- **Data shown**
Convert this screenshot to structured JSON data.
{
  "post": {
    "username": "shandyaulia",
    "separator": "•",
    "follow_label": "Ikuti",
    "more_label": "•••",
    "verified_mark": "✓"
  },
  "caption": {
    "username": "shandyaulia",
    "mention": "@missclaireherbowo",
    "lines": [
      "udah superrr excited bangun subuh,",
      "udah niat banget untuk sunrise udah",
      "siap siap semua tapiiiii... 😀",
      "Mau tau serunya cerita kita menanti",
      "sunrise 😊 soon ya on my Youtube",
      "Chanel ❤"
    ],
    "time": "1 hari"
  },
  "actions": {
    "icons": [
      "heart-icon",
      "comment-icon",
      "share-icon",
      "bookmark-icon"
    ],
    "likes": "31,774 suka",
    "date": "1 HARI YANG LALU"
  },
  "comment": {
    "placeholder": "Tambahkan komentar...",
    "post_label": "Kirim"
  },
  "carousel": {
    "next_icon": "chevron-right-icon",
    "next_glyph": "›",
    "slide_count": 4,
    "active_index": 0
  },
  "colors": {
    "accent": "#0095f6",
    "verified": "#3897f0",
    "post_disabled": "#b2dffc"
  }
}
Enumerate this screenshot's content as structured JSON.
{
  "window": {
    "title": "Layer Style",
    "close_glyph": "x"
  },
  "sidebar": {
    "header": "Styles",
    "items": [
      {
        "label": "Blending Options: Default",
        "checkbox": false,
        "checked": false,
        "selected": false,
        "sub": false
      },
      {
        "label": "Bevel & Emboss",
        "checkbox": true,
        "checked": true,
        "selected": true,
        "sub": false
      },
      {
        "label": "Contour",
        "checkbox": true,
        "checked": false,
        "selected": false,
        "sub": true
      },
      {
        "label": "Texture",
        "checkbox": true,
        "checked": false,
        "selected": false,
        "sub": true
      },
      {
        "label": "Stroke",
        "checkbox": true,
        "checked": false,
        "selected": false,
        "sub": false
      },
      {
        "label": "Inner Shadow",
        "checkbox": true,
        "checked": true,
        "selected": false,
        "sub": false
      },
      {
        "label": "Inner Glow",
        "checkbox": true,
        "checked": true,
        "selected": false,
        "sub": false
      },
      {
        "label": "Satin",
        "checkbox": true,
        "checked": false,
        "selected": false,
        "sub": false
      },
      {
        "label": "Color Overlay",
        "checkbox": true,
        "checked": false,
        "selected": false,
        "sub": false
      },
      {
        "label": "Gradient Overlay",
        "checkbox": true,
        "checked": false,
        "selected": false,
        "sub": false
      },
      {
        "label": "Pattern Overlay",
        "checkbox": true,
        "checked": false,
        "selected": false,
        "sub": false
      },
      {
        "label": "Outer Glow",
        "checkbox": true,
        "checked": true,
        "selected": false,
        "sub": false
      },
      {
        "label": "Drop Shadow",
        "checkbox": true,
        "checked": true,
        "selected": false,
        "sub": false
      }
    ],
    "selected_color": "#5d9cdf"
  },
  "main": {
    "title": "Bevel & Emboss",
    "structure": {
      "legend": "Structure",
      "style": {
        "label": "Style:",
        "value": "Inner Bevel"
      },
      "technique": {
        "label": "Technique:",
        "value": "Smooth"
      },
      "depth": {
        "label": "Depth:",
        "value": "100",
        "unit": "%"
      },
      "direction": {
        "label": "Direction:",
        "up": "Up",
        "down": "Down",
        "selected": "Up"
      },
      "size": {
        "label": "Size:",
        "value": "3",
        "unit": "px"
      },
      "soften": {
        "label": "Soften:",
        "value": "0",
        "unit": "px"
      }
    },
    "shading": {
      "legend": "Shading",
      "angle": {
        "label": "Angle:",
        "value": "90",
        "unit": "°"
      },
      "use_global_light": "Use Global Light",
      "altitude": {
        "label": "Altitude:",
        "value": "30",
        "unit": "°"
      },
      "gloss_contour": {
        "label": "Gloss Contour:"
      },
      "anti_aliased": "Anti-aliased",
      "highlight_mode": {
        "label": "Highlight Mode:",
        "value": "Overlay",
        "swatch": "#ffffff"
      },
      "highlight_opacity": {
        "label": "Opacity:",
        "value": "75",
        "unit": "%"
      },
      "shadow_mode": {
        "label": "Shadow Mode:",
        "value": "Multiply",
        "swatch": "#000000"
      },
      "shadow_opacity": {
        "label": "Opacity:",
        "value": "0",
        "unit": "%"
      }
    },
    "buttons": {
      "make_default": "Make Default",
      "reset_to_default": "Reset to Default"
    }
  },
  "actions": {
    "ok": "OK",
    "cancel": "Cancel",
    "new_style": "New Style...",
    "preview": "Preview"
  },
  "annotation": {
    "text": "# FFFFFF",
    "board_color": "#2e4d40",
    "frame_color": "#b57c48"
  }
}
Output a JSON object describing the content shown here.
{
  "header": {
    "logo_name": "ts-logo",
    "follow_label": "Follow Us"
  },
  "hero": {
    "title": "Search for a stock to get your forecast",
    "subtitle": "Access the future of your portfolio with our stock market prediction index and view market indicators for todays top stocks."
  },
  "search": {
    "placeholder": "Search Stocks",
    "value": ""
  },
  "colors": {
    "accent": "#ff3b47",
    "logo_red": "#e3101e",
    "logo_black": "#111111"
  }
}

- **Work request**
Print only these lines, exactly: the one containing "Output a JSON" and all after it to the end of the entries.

- **Result of the exercise**
Output a JSON object describing the content shown here.
{
  "header": {
    "logo_name": "ts-logo",
    "follow_label": "Follow Us"
  },
  "hero": {
    "title": "Search for a stock to get your forecast",
    "subtitle": "Access the future of your portfolio with our stock market prediction index and view market indicators for todays top stocks."
  },
  "search": {
    "placeholder": "Search Stocks",
    "value": ""
  },
  "colors": {
    "accent": "#ff3b47",
    "logo_red": "#e3101e",
    "logo_black": "#111111"
  }
}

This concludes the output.